William Burke: an Edinburgh body snatcher
William Burke and his accomplice William Hare committed between 16 and 30 murders in Edinburgh in 1827 to make money by selling corpses for dissection to Edinburgh’s anatomists. When they were caught and tried, Hare turned King’s Evidence against Burke freeing himself and thereby condemning Burke to public execution.
The death warrant (on the left) held by Edinburgh City Archives details the guilty verdict of the court and the sentence of death to be carried out on the 28 January 1829. In a final ironic twist it indicates that Burke’s dead body is then to be handed over to Dr Alexander Monro, Professor of Anatomy in the University of Edinburgh – one of the very group of surgeons whom Burke had supplied bodies to – for the corpse of the murderer to be publicly dissected!
Edinburgh City Archives preserve a fascinating volume showing numerous people apprehended by the police in Linlithgowshire, which is full of mugshots of Victorian villains as well as details of their known crimes.
People of all ages hailing from places throughout Scotland and beyond can be found in the gallery. Their crimes range from serious assaults to fraud and petty thefts. The Linlithgowshire Rogue’s Gallery was created at a time before policing procedures were consistent and some entries are very detailed and often contain quirky anecdotes and stories.
From the sample image you can see here, you can clearly see what the individuals looked like, and the style of clothing they wear. We can pick up the story of James Wallace of South Queensferry who was apprehended on a charge of murder. We can see he was tried on 8th March 1874 for aggravated assault, however after examining the witnesses the sheriff withdrew the case from the jury, and he was found not guilty. You can also see two policemen in the image of John Regan, and this again provides a wonderful opportunity to actually see what they looked like and gain a more vivid picture in your mind of the times.
Criminal Conviction Registers
Edinburgh City Archives have a series of general conviction registers covering the period of the late 19th Century and into the early 20th Century. These unique volumes chart the criminal activities of individuals, and so it is possible to build up a reasonable picture of someone’s life and the common criminal activities and punishments which were handed out.
The conviction registers note the name and age of the offender and describe the offence. They also include the date or hearing of each case, the police officers involved and the outcome or sentence.
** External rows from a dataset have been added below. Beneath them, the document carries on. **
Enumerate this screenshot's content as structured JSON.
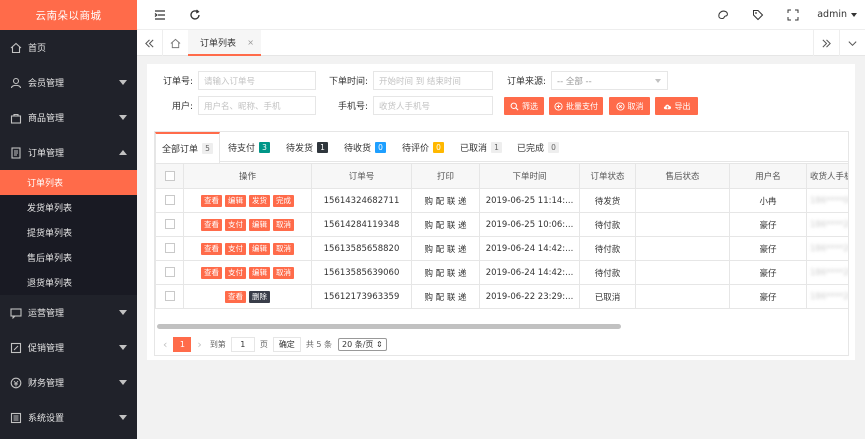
{
  "app": {
    "logo": "云南朵以商城"
  },
  "sidebar": {
    "items": [
      {
        "label": "首页",
        "icon": "home-icon"
      },
      {
        "label": "会员管理",
        "icon": "user-icon"
      },
      {
        "label": "商品管理",
        "icon": "bag-icon"
      },
      {
        "label": "订单管理",
        "icon": "order-icon"
      },
      {
        "label": "运营管理",
        "icon": "chat-icon"
      },
      {
        "label": "促销管理",
        "icon": "promo-icon"
      },
      {
        "label": "财务管理",
        "icon": "finance-icon"
      },
      {
        "label": "系统设置",
        "icon": "settings-icon"
      }
    ],
    "sub_items": [
      "订单列表",
      "发货单列表",
      "提货单列表",
      "售后单列表",
      "退货单列表"
    ]
  },
  "topbar": {
    "user": "admin"
  },
  "tabbar": {
    "active_tab": "订单列表",
    "close": "×"
  },
  "filters": {
    "order_no_label": "订单号:",
    "order_no_placeholder": "请输入订单号",
    "time_label": "下单时间:",
    "time_placeholder": "开始时间 到 结束时间",
    "source_label": "订单来源:",
    "source_value": "-- 全部 --",
    "user_label": "用户:",
    "user_placeholder": "用户名、昵称、手机",
    "phone_label": "手机号:",
    "phone_placeholder": "收货人手机号"
  },
  "buttons": {
    "filter": "筛选",
    "batch_pay": "批量支付",
    "cancel": "取消",
    "export": "导出"
  },
  "order_tabs": [
    {
      "label": "全部订单",
      "count": "5",
      "color": "#eeeeee",
      "text": "#666666"
    },
    {
      "label": "待支付",
      "count": "3",
      "color": "#009688",
      "text": "#ffffff"
    },
    {
      "label": "待发货",
      "count": "1",
      "color": "#2f363c",
      "text": "#ffffff"
    },
    {
      "label": "待收货",
      "count": "0",
      "color": "#1e9fff",
      "text": "#ffffff"
    },
    {
      "label": "待评价",
      "count": "0",
      "color": "#ffb800",
      "text": "#ffffff"
    },
    {
      "label": "已取消",
      "count": "1",
      "color": "#eeeeee",
      "text": "#666666"
    },
    {
      "label": "已完成",
      "count": "0",
      "color": "#eeeeee",
      "text": "#666666"
    }
  ],
  "table": {
    "headers": [
      "操作",
      "订单号",
      "打印",
      "下单时间",
      "订单状态",
      "售后状态",
      "用户名",
      "收货人手机号"
    ],
    "rows": [
      {
        "ops": [
          "查看",
          "编辑",
          "发货",
          "完成"
        ],
        "order_no": "15614324682711",
        "print": "购 配 联 递",
        "time": "2019-06-25 11:14:...",
        "status": "待发货",
        "after": "",
        "user": "小冉",
        "phone": "186****0000"
      },
      {
        "ops": [
          "查看",
          "支付",
          "编辑",
          "取消"
        ],
        "order_no": "15614284119348",
        "print": "购 配 联 递",
        "time": "2019-06-25 10:06:...",
        "status": "待付款",
        "after": "",
        "user": "豪仔",
        "phone": "186****2000"
      },
      {
        "ops": [
          "查看",
          "支付",
          "编辑",
          "取消"
        ],
        "order_no": "15613585658820",
        "print": "购 配 联 递",
        "time": "2019-06-24 14:42:...",
        "status": "待付款",
        "after": "",
        "user": "豪仔",
        "phone": "186****2000"
      },
      {
        "ops": [
          "查看",
          "支付",
          "编辑",
          "取消"
        ],
        "order_no": "15613585639060",
        "print": "购 配 联 递",
        "time": "2019-06-24 14:42:...",
        "status": "待付款",
        "after": "",
        "user": "豪仔",
        "phone": "186****2000"
      },
      {
        "ops": [
          "查看",
          "删除"
        ],
        "order_no": "15612173963359",
        "print": "购 配 联 递",
        "time": "2019-06-22 23:29:...",
        "status": "已取消",
        "after": "",
        "user": "豪仔",
        "phone": "186****2000"
      }
    ]
  },
  "pager": {
    "prev": "‹",
    "page": "1",
    "next": "›",
    "goto": "到第",
    "goto_value": "1",
    "page_unit": "页",
    "confirm": "确定",
    "total": "共 5 条",
    "size": "20 条/页 ⇕"
  }
}
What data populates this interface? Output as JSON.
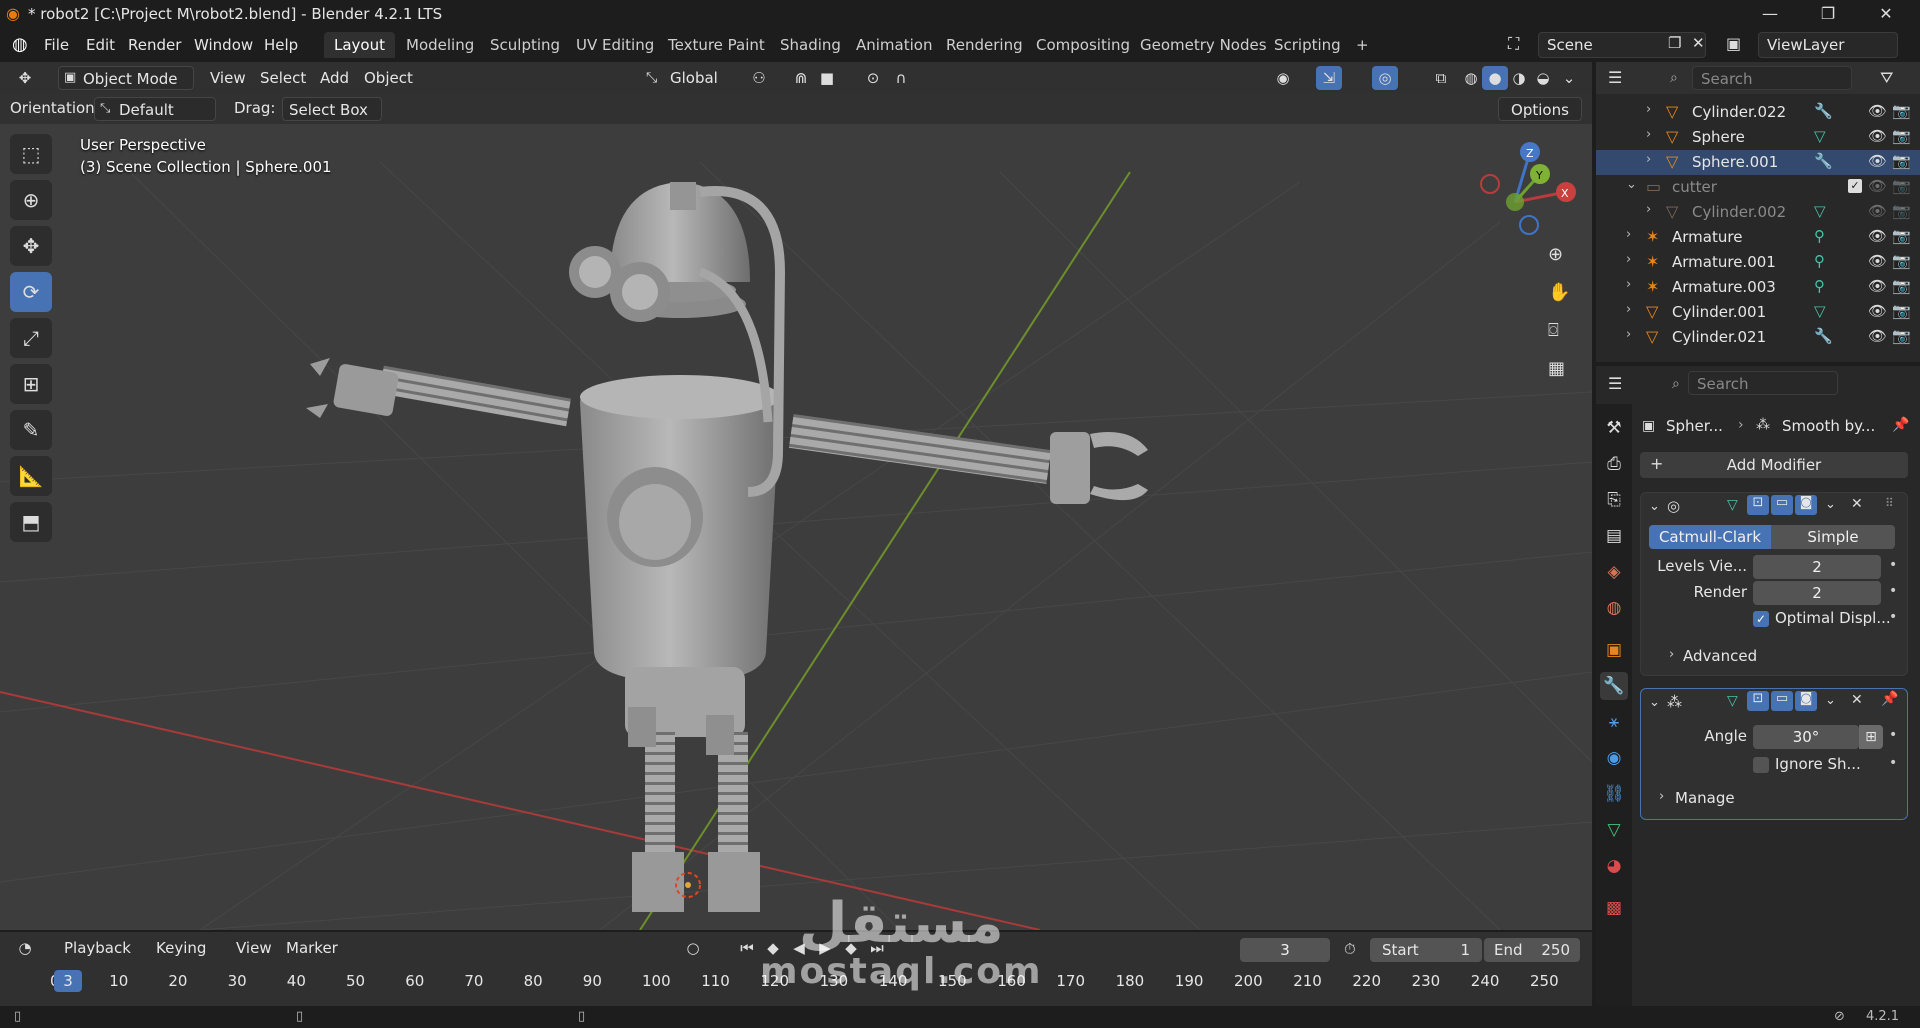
{
  "window": {
    "title": "* robot2 [C:\\Project M\\robot2.blend] - Blender 4.2.1 LTS",
    "minimize": "—",
    "maximize": "❐",
    "close": "✕"
  },
  "menu": [
    "File",
    "Edit",
    "Render",
    "Window",
    "Help"
  ],
  "workspaces": [
    "Layout",
    "Modeling",
    "Sculpting",
    "UV Editing",
    "Texture Paint",
    "Shading",
    "Animation",
    "Rendering",
    "Compositing",
    "Geometry Nodes",
    "Scripting",
    "+"
  ],
  "active_workspace": "Layout",
  "scene": {
    "name": "Scene",
    "view_layer": "ViewLayer"
  },
  "viewport_header": {
    "mode": "Object Mode",
    "menus": [
      "View",
      "Select",
      "Add",
      "Object"
    ],
    "transform_orientation": "Global",
    "options": "Options"
  },
  "tool_settings": {
    "orientation_label": "Orientation:",
    "orientation_value": "Default",
    "drag_label": "Drag:",
    "drag_value": "Select Box"
  },
  "viewport_info": {
    "line1": "User Perspective",
    "line2": "(3) Scene Collection | Sphere.001"
  },
  "gizmo": {
    "x": "X",
    "y": "Y",
    "z": "Z"
  },
  "outliner": {
    "search_placeholder": "Search",
    "rows": [
      {
        "name": "Cylinder.022",
        "icon": "▽",
        "mod": "wrench",
        "level": 1,
        "dim": false
      },
      {
        "name": "Sphere",
        "icon": "▽",
        "mod": "mesh",
        "level": 1,
        "dim": false
      },
      {
        "name": "Sphere.001",
        "icon": "▽",
        "mod": "wrench",
        "level": 1,
        "dim": false
      },
      {
        "name": "cutter",
        "icon": "▭",
        "mod": "",
        "level": 0,
        "dim": true
      },
      {
        "name": "Cylinder.002",
        "icon": "▽",
        "mod": "mesh",
        "level": 1,
        "dim": true
      },
      {
        "name": "Armature",
        "icon": "✶",
        "mod": "armature",
        "level": 0,
        "dim": false
      },
      {
        "name": "Armature.001",
        "icon": "✶",
        "mod": "armature",
        "level": 0,
        "dim": false
      },
      {
        "name": "Armature.003",
        "icon": "✶",
        "mod": "armature",
        "level": 0,
        "dim": false
      },
      {
        "name": "Cylinder.001",
        "icon": "▽",
        "mod": "mesh",
        "level": 0,
        "dim": false
      },
      {
        "name": "Cylinder.021",
        "icon": "▽",
        "mod": "wrench",
        "level": 0,
        "dim": false
      }
    ]
  },
  "properties": {
    "search_placeholder": "Search",
    "breadcrumb_obj": "Spher...",
    "breadcrumb_mod": "Smooth by...",
    "add_modifier": "Add Modifier",
    "subsurf": {
      "mode_a": "Catmull-Clark",
      "mode_b": "Simple",
      "levels_label": "Levels Vie...",
      "levels_value": "2",
      "render_label": "Render",
      "render_value": "2",
      "optimal_label": "Optimal Displ...",
      "advanced": "Advanced"
    },
    "smooth": {
      "angle_label": "Angle",
      "angle_value": "30°",
      "ignore_label": "Ignore Sh...",
      "manage": "Manage"
    }
  },
  "timeline": {
    "menus": [
      "Playback",
      "Keying",
      "View",
      "Marker"
    ],
    "current_frame": "3",
    "start_label": "Start",
    "start_value": "1",
    "end_label": "End",
    "end_value": "250",
    "ruler": [
      "0",
      "10",
      "20",
      "30",
      "40",
      "50",
      "60",
      "70",
      "80",
      "90",
      "100",
      "110",
      "120",
      "130",
      "140",
      "150",
      "160",
      "170",
      "180",
      "190",
      "200",
      "210",
      "220",
      "230",
      "240",
      "250"
    ]
  },
  "status": {
    "version": "4.2.1"
  },
  "watermark": {
    "arabic": "مستقل",
    "latin": "mostaql.com"
  }
}
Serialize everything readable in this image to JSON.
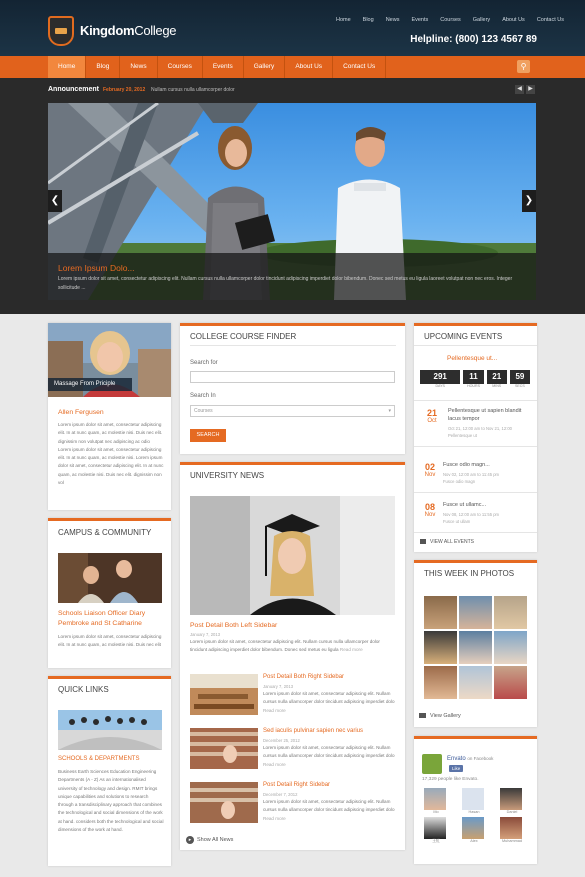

Browsing the registers, it becomes obvious that some people were well known to the local police!
From the image you can see on the left, we can unlock more about the life of Mary McDonald Wilson (and her many other aliases), and build up a very good picture of what life was like for her and the wider contextual social conditions of the time. You can compare crimes and punishments from when Mary was living to those nowadays for example.
To unearth more stories get in touch with us or see our website (www.edinburgh.gov.uk/cityarchives) to learn more about what secrets our records may hold…